The same is true of a downward modification of alimony, meaning a decrease in the amount of alimony to be paid. For example, Hank has an annual income of $350,0000 and Mildred has an annual income of $30,000. In this case, Hank most likely would be ordered to pay Mildred alimony. However, Hank suffers an eye injury and can no longer work in his job and is placed on disability. Hank’s income decreased due to an involuntary occurrence, meaning he most likely did not intentionally go on disability; therefore, his ability to pay alimony at the same amount is limited. Hank may be given a decrease in the alimony he is to pay Mildred or it may deemed that he can no longer pay.

Written by: Lenorae Atter, Attorney at Law

1388612_market_movements_2.jpgAlimony is not guaranteed in a Florida divorce.

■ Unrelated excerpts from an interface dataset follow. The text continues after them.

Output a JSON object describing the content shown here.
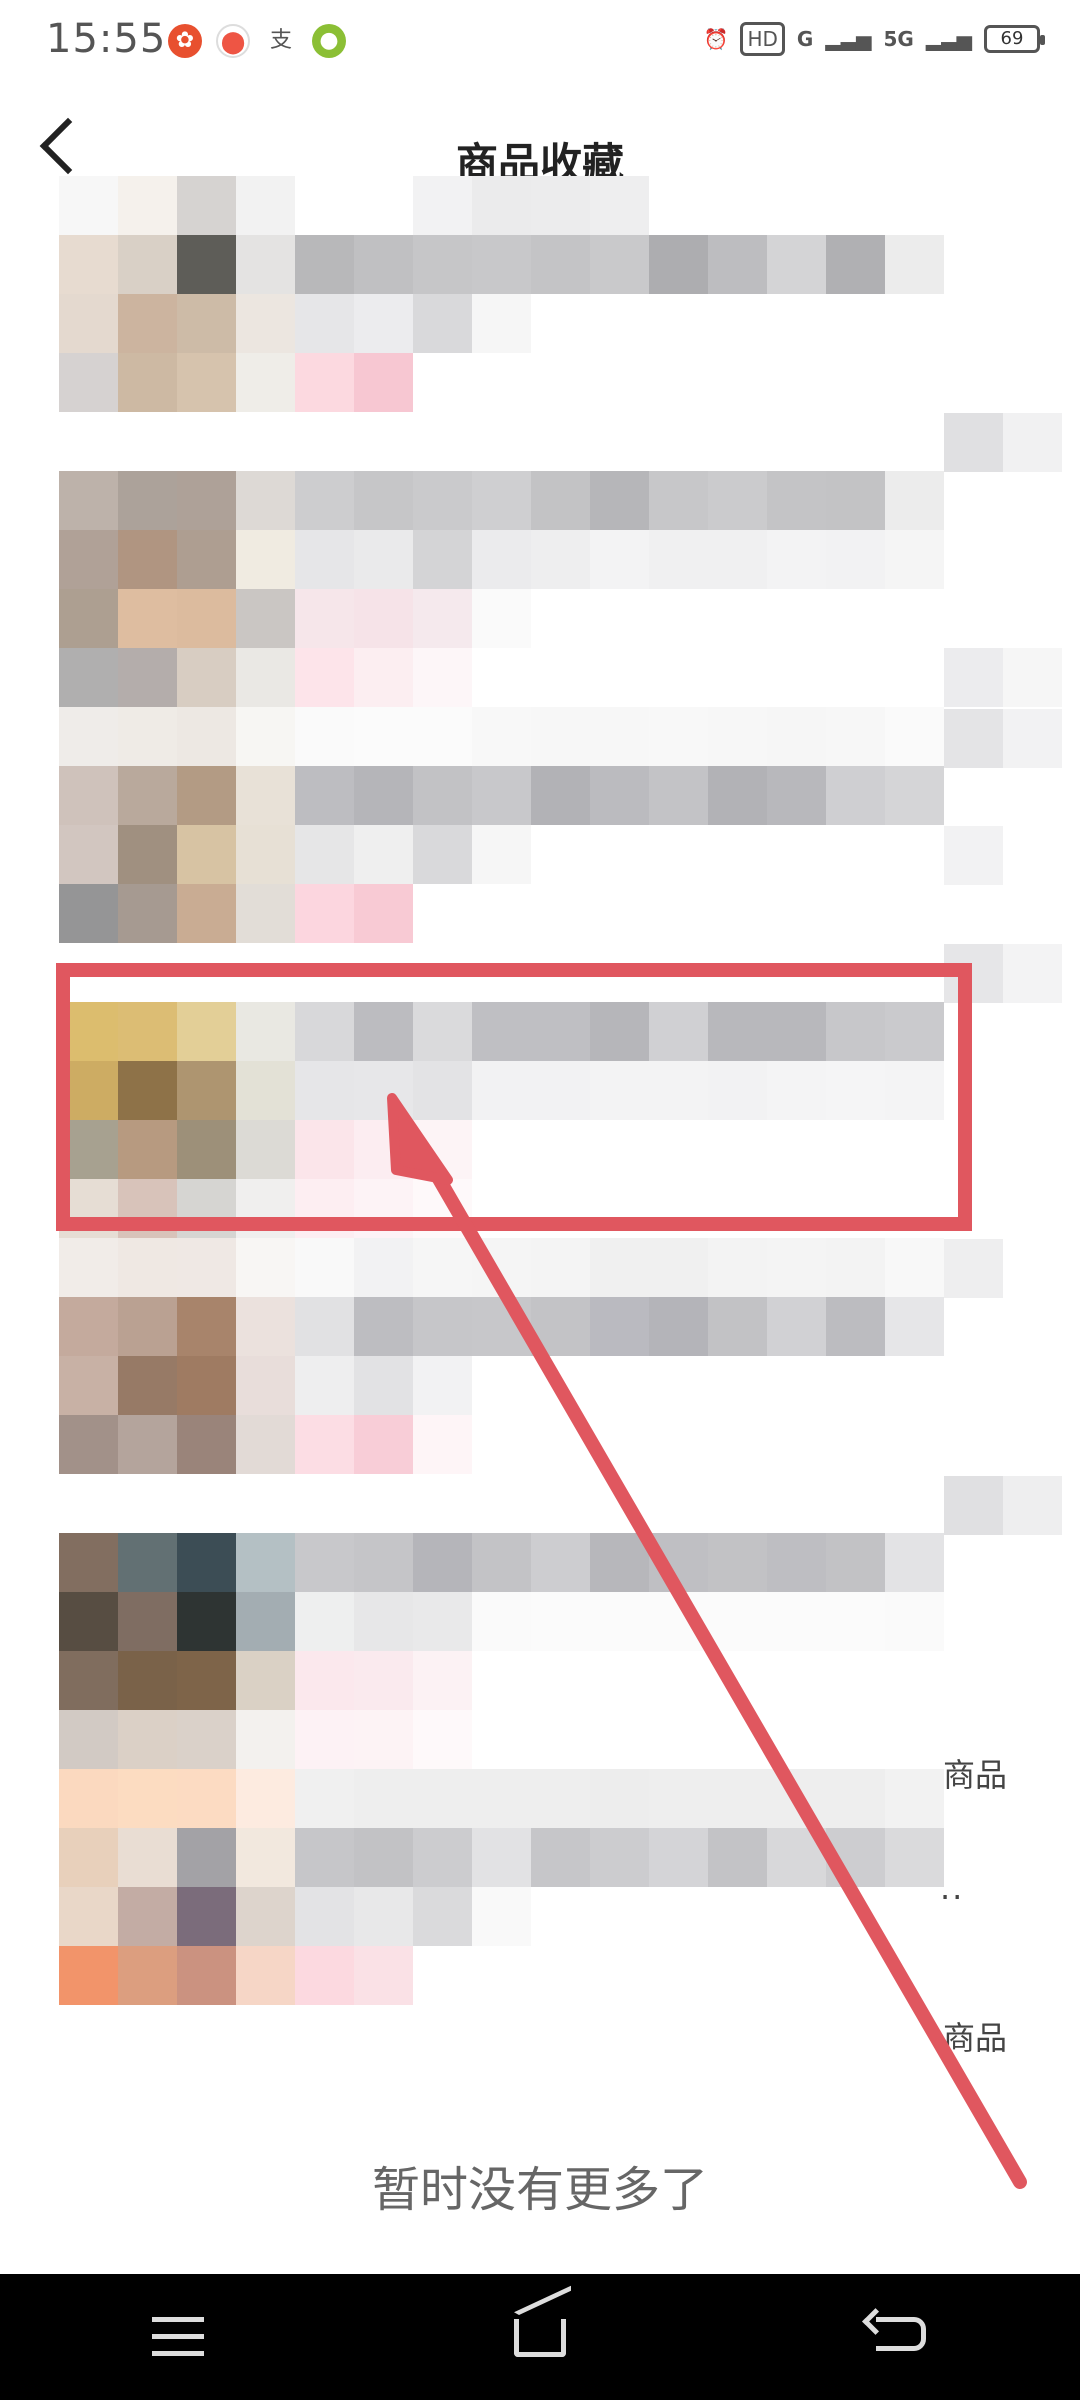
{
  "status_bar": {
    "time": "15:55",
    "battery": "69",
    "network": "5G",
    "hd_label": "HD",
    "signal_label": "G"
  },
  "header": {
    "title": "商品收藏"
  },
  "labels": {
    "right_label_1": "商品",
    "right_label_2": "商品",
    "ellipsis": "··"
  },
  "footer": {
    "no_more": "暂时没有更多了"
  },
  "colors": {
    "annotation": "#e0575f",
    "nav_bg": "#000000"
  }
}
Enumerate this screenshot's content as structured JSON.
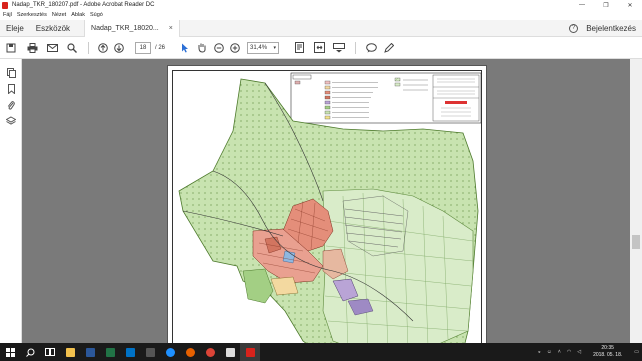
{
  "window": {
    "title": "Nadap_TKR_180207.pdf - Adobe Acrobat Reader DC",
    "minimize": "—",
    "maximize": "❐",
    "close": "✕"
  },
  "menu": [
    "Fájl",
    "Szerkesztés",
    "Nézet",
    "Ablak",
    "Súgó"
  ],
  "nav": {
    "home": "Eleje",
    "tools": "Eszközök",
    "doc_tab": "Nadap_TKR_18020...",
    "doc_tab_close": "×",
    "help": "?",
    "signin": "Bejelentkezés"
  },
  "toolbar": {
    "page_current": "18",
    "page_total": "/ 26",
    "zoom": "31,4%"
  },
  "taskbar": {
    "time": "20:35",
    "date": "2018. 05. 18."
  },
  "colors": {
    "viewer_bg": "#7a7a7a",
    "map_green": "#c8e3b0",
    "map_dark_green": "#a3cf84",
    "residential": "#e48e7a",
    "purple": "#b9a4d6",
    "taskbar": "#1a1a1a"
  }
}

Though there are certain people that believe that simply because they are married that alimony will be awarded in a case where one party makes even just a little more than the other. The fear of filing for divorce often stems from such myths that circle throughout social networks and news. However, Florida is a little more methodical in its legal approach to an award of alimony. For example, the Florida legislature has provided guidelines to establish when alimony may be awarded in a divorce and has provided a guideline for the length of the alimony as well. Therefore, simply being married does not necessary mean you or your spouse are entitled to alimony payments, and it does not mean that if you do have an alimony case that the alimony will necessarily be forever.

Alimony in Florida is designed to provide support when the marriage meets certain criteria, in determining such, there are factors to consider such as: length of the marriage, contribution to the marriage, status quo of the marriage, education of the parties, and many other small details. Also, there is are different forms of alimony: permanent, lump sum, rehabilitative and bridge the gap.

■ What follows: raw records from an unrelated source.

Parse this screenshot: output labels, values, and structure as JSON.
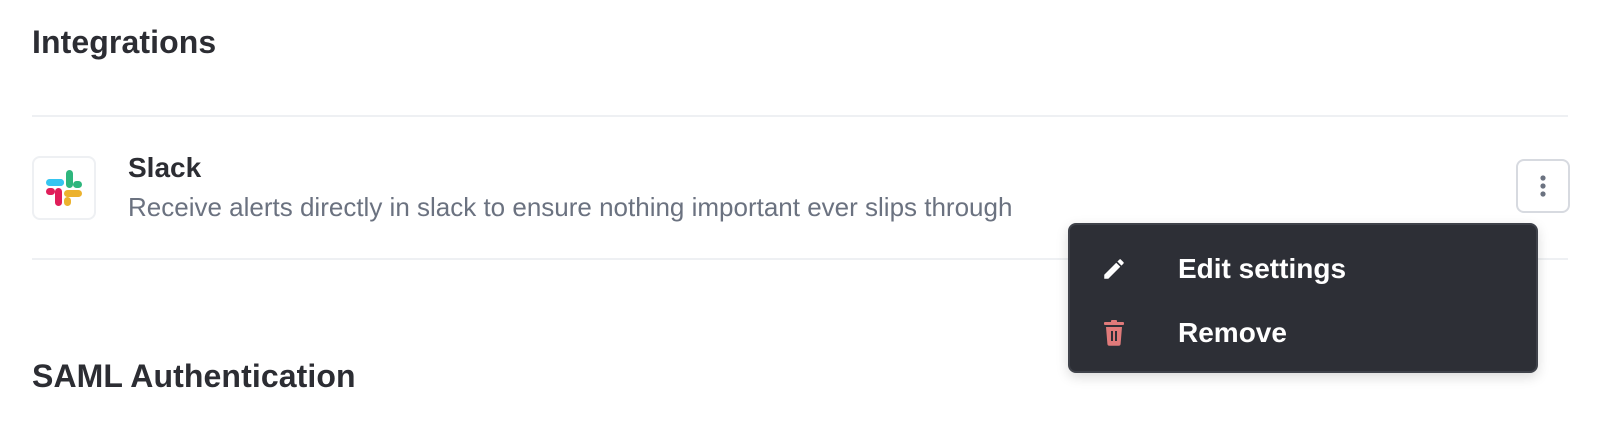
{
  "sections": {
    "integrations_title": "Integrations",
    "saml_title": "SAML Authentication"
  },
  "integration": {
    "name": "Slack",
    "description": "Receive alerts directly in slack to ensure nothing important ever slips through",
    "logo_icon": "slack-logo-icon"
  },
  "more_button": {
    "icon": "more-vertical-icon"
  },
  "menu": {
    "items": [
      {
        "label": "Edit settings",
        "icon": "pencil-icon",
        "icon_color": "#ffffff"
      },
      {
        "label": "Remove",
        "icon": "trash-icon",
        "icon_color": "#e07a7a"
      }
    ]
  },
  "colors": {
    "menu_background": "#2d2f36",
    "description_text": "#6b7280",
    "slack_blue": "#36c5f0",
    "slack_green": "#2eb67d",
    "slack_yellow": "#ecb22e",
    "slack_red": "#e01e5a"
  }
}
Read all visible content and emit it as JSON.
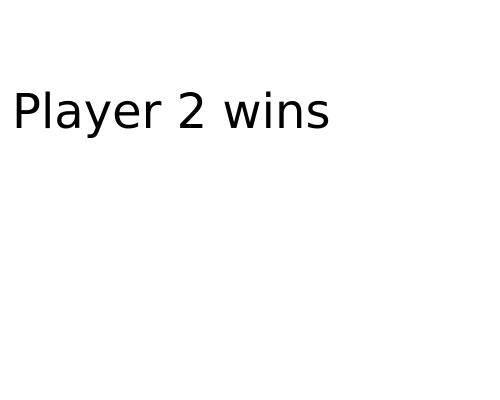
{
  "game": {
    "result_message": "Player 2 wins"
  },
  "colors": {
    "background": "#ffffff",
    "text": "#000000"
  }
}
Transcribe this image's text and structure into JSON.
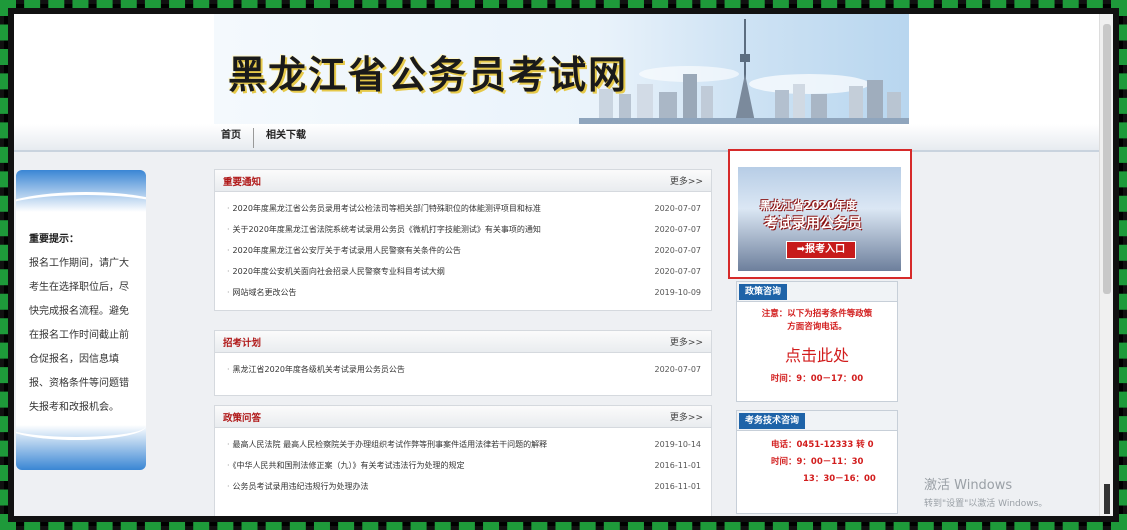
{
  "header": {
    "site_title": "黑龙江省公务员考试网",
    "nav": [
      "首页",
      "相关下载"
    ]
  },
  "notice_panel": {
    "title": "重要提示：",
    "lines": [
      "报名工作期间，请广大",
      "考生在选择职位后，尽",
      "快完成报名流程。避免",
      "在报名工作时间截止前",
      "仓促报名，因信息填",
      "报、资格条件等问题错",
      "失报考和改报机会。"
    ]
  },
  "sections": [
    {
      "title": "重要通知",
      "more": "更多>>",
      "rows": [
        {
          "text": "2020年度黑龙江省公务员录用考试公检法司等相关部门特殊职位的体能测评项目和标准",
          "date": "2020-07-07"
        },
        {
          "text": "关于2020年度黑龙江省法院系统考试录用公务员《微机打字技能测试》有关事项的通知",
          "date": "2020-07-07"
        },
        {
          "text": "2020年度黑龙江省公安厅关于考试录用人民警察有关条件的公告",
          "date": "2020-07-07"
        },
        {
          "text": "2020年度公安机关面向社会招录人民警察专业科目考试大纲",
          "date": "2020-07-07"
        },
        {
          "text": "网站域名更改公告",
          "date": "2019-10-09"
        }
      ]
    },
    {
      "title": "招考计划",
      "more": "更多>>",
      "rows": [
        {
          "text": "黑龙江省2020年度各级机关考试录用公务员公告",
          "date": "2020-07-07"
        }
      ]
    },
    {
      "title": "政策问答",
      "more": "更多>>",
      "rows": [
        {
          "text": "最高人民法院 最高人民检察院关于办理组织考试作弊等刑事案件适用法律若干问题的解释",
          "date": "2019-10-14"
        },
        {
          "text": "《中华人民共和国刑法修正案（九）》有关考试违法行为处理的规定",
          "date": "2016-11-01"
        },
        {
          "text": "公务员考试录用违纪违规行为处理办法",
          "date": "2016-11-01"
        }
      ]
    }
  ],
  "promo": {
    "line1": "黑龙江省2020年度",
    "line2": "考试录用公务员",
    "button": "➡报考入口"
  },
  "policy_box": {
    "tag": "政策咨询",
    "note_line1": "注意：以下为招考条件等政策",
    "note_line2": "方面咨询电话。",
    "link": "点击此处",
    "hours": "时间：9：00－17：00"
  },
  "tech_box": {
    "tag": "考务技术咨询",
    "phone": "电话：0451-12333 转 0",
    "hours1": "时间：9：00－11：30",
    "hours2": "13：30－16：00"
  },
  "watermark": {
    "line1": "激活 Windows",
    "line2": "转到\"设置\"以激活 Windows。"
  },
  "colors": {
    "frame_green": "#1e9a3a",
    "accent_red": "#d21d1d",
    "tag_blue": "#1e63a8"
  }
}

Written by: Lenorae Atter, Attorney at Law

1228830_wooden_box.jpgAlimony is a common issue in many Florida divorces. The award of alimony in Florida is based on a number of factors, including but not limited to: length of the marriage; contribution to the marriage; standard of living created during the marriage; the need for ongoing spousal support; and an ability to pay spousal support. Once alimony is awarded, unless the order states otherwise, it may be modified upon the occurrence of a substantial change of circumstance of one or both parties. For example, if a former spouse inherited a large sum of money, then there may be reason to modify or terminate the alimony.

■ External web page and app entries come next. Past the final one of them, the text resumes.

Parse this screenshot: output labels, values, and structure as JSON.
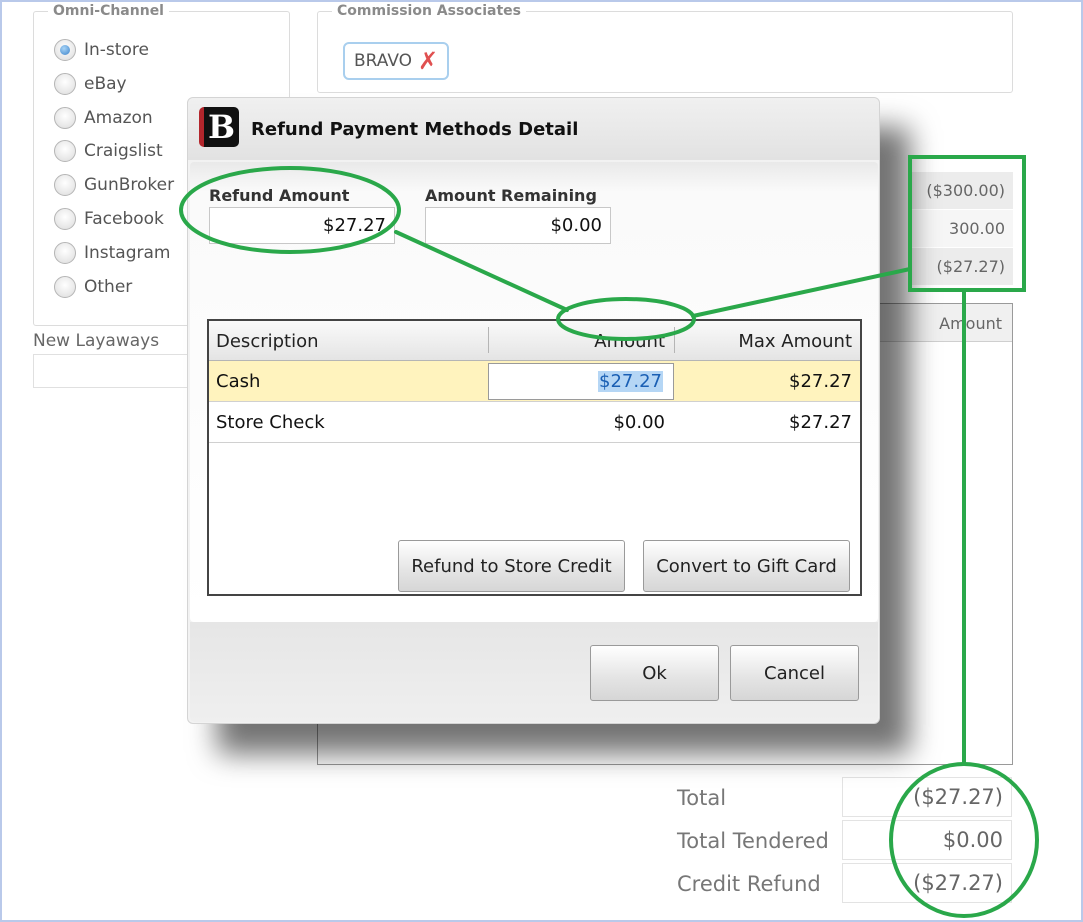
{
  "omni": {
    "title": "Omni-Channel",
    "options": [
      "In-store",
      "eBay",
      "Amazon",
      "Craigslist",
      "GunBroker",
      "Facebook",
      "Instagram",
      "Other"
    ],
    "selected": "In-store"
  },
  "layaways": {
    "label": "New Layaways"
  },
  "associates": {
    "title": "Commission Associates",
    "chip": "BRAVO"
  },
  "background_amounts": [
    "($300.00)",
    "300.00",
    "($27.27)"
  ],
  "background_table": {
    "amount_header": "Amount"
  },
  "totals": {
    "total_label": "Total",
    "total_value": "($27.27)",
    "tendered_label": "Total Tendered",
    "tendered_value": "$0.00",
    "credit_label": "Credit Refund",
    "credit_value": "($27.27)"
  },
  "dialog": {
    "logo_letter": "B",
    "title": "Refund Payment Methods Detail",
    "refund_amount_label": "Refund Amount",
    "refund_amount_value": "$27.27",
    "remaining_label": "Amount Remaining",
    "remaining_value": "$0.00",
    "table": {
      "headers": {
        "description": "Description",
        "amount": "Amount",
        "max_amount": "Max Amount"
      },
      "rows": [
        {
          "description": "Cash",
          "amount": "$27.27",
          "max_amount": "$27.27"
        },
        {
          "description": "Store Check",
          "amount": "$0.00",
          "max_amount": "$27.27"
        }
      ]
    },
    "buttons": {
      "store_credit": "Refund to Store Credit",
      "gift_card": "Convert to Gift Card",
      "ok": "Ok",
      "cancel": "Cancel"
    }
  },
  "annotation_color": "#2aa84a"
}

In a divorce, a future expectation of an inheritance cannot be factored into the award or determination of alimony. The reason is that wills and estate beneficiaries can be changed and the court must rule based on the actual financial situation of the parties at the time the divorce occurs. So, even if the Husband believes his Wife will inherit $1 million upon the death of a relative, the inheritance cannot be factored into the spousal support need unless it has actually been paid to the Wife.

Written by: Lenorae Atter, Attorney at Law

1194017_wooden_building_blocks-1.jpgIn Florida, alimony is based on a number of factors, including length of the marriage, contribution to the marriage, a party’s ability to pay alimony and the other party’s need for support. Over the years, the court has found that if the spouse receiving alimony begins to cohabit with someone, in a supportive relationship, then that could be grounds for modifying alimony. However, what happens if the ex-spouse that receives alimony is living with someone else, but that person is not assisting with the bills, can alimony be reduced because of the actual cohabitation with another?

On or about October, 3, 2012 Florida’s Third District Court of Appeals (DCA)located in the Miami-Dade area, heard a case regarding this topic and issued an opinion on whether simply living with another gives rise to modifying alimony. In Murphy v. Murphy, 3D11-1604 (Fla. 3rd DCA October 3, 2012), the paying party was asking the court to reduce or terminate the alimony obligation because the Former Wife was residing with another man. The court was asked to apply Florida’s Cohabitation Statute as it relates under family law legislation as stated § 61.14(1)(b)(2), Florida Statutes (2012).